With GPCRs now fixed and in focus, Septerna can use large-scale drug screening techniques to test billions of compounds to see which ones dock onto spots on the receptor proteins. Those that do may then be investigated further as potential drugs.
Importantly, Septerna's says its approach isn't limited to just the main binding sites on these proteins, but other "pockets" as well. "That immediately, greatly enlarges the amount of real estate we could be looking at for developing new receptor-interacting molecules," Lefkowitz said.
Jeffrey Finer, Septerna's CEO and other co-founder, added that the company's platform "opens up a toolbox of technologies that really hadn't been usable by the GPCR class," both because they required purified proteins and because the proteins "are so complex and so difficult to handle." Finer is also a venture partner at Third Rock Ventures, the investment firm that led Septerna's Series A financing round.
Joining Third Rock in the round were Samsara BioCapital, BVF Partners, Invus Financial Advisors, Catalio Capital Management, Casdin Capital and Logos Capital. According to Finer, investors were especially interested in what specific proteins and diseases the company intends to target.
On that front, Septerna is launching with five drug discovery programs, though the company believes three of them have a shot at advancing to human testing within the "next couple of years," Finer said. Endocrine disorders are the focus of two programs, while the other three are for diseases related to metabolism, inflammation and the central nervous system.
Finer said he expects the $100 million from Third Rock and its other investors will be enough to fuel Septerna until its first drug candidate is selected for development. He also envisions the company's workforce approximately doubling — to a headcount of about 40 to 50 — by the end of the year.
But like many newly launched biotechs, Finer says the immediate priority is validating Septerna's technology and hitting key development milestones.
"As we've been building the company, we've gotten a lot of inbound interest. I got one today from a big pharma company that's interested in talking to us," he said. But "from a company standpoint, it's really important during this stage for us to focus on our initial programs."

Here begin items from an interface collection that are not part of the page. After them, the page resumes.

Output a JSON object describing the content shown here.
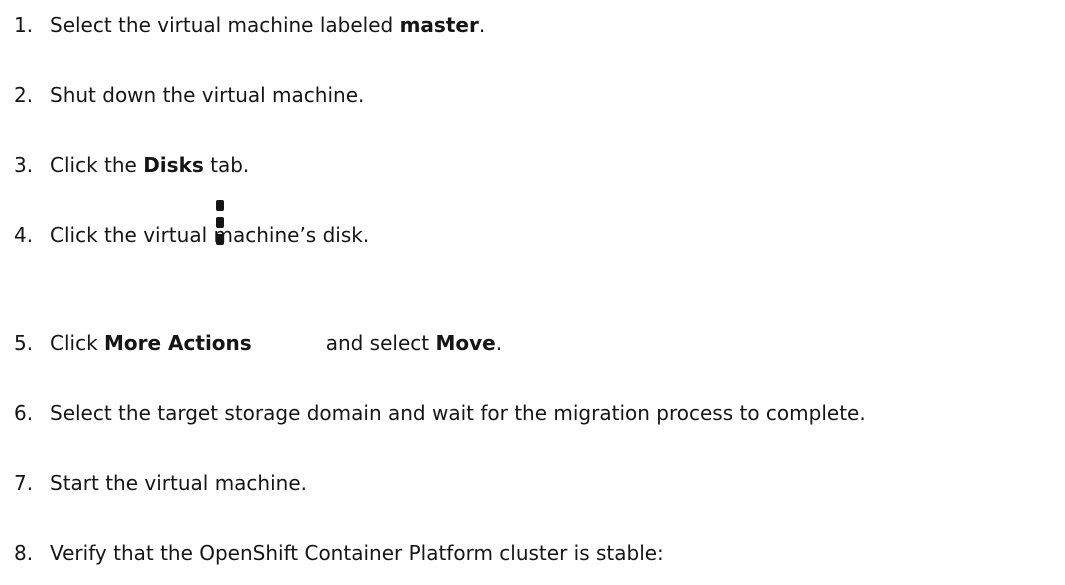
{
  "steps": [
    {
      "num": "1.",
      "before": "Select the virtual machine labeled ",
      "bold": "master",
      "after": "."
    },
    {
      "num": "2.",
      "text": "Shut down the virtual machine."
    },
    {
      "num": "3.",
      "before": "Click the ",
      "bold": "Disks",
      "after": " tab."
    },
    {
      "num": "4.",
      "text": "Click the virtual machine’s disk."
    },
    {
      "num": "5.",
      "before": "Click ",
      "bold": "More Actions",
      "middle": "and select ",
      "bold2": "Move",
      "after": "."
    },
    {
      "num": "6.",
      "text": "Select the target storage domain and wait for the migration process to complete."
    },
    {
      "num": "7.",
      "text": "Start the virtual machine."
    },
    {
      "num": "8.",
      "text": "Verify that the OpenShift Container Platform cluster is stable:"
    }
  ],
  "icons": {
    "more_actions": "kebab-icon"
  }
}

For Third Rock, the debut of Septerna adds to a recent string of biotech launches. The firm, which in 2019 closed a life sciences investing fund worth more than three quarters of a billion dollars, has been a main backer to Abata Therapeutics, Flare Therapeutics and Faze Medicines, among others.